13. Do you believe, then, that the true body and blood of Christ are in the Sacrament?

Yes, I believe it.

14. What convinces you to believe this?

The word of Christ: Take, eat, this is My body; drink of it, all of you, this is My blood.

15. What should we do when we eat His body and drink His blood, and in this way receive His pledge?

We should remember and proclaim His death and the shedding of His blood, as He taught us: This do, as often as you drink it, in remembrance of Me (Luther’s Small Catechism).

Doing

1. Pray for every unbaptized child and adult you know and for the child’s parents, too.

2. Pray for your unchurched loved ones and friends. Invite one or more of them to worship and Vacation Bible School (June 25-30. 5:45-8 p.m. nightly).

3. Discuss with your spouse, your family, or a friend why God wants us to examine our hearts prior to our receiving the Real Presence of Jesus in the Holy Sacrament of the Altar.

4. Make a habit of taking a Bible from the cart outside the door and, before communing, read through all Luther’s questions and answers on pp. 1065-1066.

For Husbands and Wives

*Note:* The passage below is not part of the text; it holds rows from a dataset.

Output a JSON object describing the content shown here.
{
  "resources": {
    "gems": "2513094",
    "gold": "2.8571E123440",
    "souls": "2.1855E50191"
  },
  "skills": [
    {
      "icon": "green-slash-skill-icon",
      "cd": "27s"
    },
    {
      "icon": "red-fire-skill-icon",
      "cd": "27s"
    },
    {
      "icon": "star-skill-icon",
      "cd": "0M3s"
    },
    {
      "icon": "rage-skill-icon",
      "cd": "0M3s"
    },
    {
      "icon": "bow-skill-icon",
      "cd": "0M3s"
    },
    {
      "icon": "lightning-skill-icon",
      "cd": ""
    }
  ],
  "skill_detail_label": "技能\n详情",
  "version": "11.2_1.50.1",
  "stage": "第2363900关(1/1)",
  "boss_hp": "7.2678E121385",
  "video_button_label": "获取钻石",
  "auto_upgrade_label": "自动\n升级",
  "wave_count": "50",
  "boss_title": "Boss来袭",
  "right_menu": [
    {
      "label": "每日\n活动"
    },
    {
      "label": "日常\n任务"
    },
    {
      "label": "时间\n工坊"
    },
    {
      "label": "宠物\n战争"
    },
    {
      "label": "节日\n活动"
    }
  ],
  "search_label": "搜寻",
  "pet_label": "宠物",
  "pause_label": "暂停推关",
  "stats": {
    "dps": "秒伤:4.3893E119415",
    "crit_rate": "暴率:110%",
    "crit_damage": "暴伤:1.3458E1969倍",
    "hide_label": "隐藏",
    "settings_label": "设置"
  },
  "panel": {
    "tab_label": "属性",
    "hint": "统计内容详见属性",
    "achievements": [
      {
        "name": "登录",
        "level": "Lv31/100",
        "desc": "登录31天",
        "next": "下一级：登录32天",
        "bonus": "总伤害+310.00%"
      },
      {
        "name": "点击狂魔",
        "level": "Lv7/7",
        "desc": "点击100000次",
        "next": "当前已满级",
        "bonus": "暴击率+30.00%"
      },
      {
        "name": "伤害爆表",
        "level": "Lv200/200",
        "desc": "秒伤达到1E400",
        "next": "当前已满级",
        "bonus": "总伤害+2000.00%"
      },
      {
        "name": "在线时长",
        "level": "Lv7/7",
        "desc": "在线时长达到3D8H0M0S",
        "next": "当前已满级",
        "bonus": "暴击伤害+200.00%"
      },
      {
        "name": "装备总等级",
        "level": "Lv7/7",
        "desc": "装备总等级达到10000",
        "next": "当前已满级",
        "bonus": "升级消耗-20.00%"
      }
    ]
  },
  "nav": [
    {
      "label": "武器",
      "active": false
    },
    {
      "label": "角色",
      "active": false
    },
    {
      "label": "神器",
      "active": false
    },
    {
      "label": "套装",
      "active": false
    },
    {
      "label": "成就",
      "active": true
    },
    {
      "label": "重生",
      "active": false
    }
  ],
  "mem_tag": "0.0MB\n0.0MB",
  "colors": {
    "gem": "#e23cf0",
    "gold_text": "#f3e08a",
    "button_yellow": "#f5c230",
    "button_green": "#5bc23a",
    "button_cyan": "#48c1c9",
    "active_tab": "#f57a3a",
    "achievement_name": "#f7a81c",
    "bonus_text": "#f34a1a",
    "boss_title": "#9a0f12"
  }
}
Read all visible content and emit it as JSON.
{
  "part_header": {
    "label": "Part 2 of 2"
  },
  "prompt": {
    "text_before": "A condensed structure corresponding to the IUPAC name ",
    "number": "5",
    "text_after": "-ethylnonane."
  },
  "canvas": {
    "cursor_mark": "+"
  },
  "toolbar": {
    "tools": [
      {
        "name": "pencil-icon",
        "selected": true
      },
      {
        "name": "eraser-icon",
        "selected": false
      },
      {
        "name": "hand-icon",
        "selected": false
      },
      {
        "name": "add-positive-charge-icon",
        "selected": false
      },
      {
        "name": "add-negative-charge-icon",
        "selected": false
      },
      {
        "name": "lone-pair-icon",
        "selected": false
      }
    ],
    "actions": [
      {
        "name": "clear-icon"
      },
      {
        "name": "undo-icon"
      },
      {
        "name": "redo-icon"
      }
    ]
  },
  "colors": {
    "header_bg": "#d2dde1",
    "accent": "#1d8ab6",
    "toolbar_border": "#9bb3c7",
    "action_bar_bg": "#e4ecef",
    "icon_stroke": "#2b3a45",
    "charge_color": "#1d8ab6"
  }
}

Repeat daily: “I (name) take you (name) to be my wedded wife (husband), to have and to hold from this day forward; for better, for worse; for richer, for poorer; in sickness and in health; to love and to cherish until death do us part, according to God’s holy ordinance, and thereto I pledge you my faith.”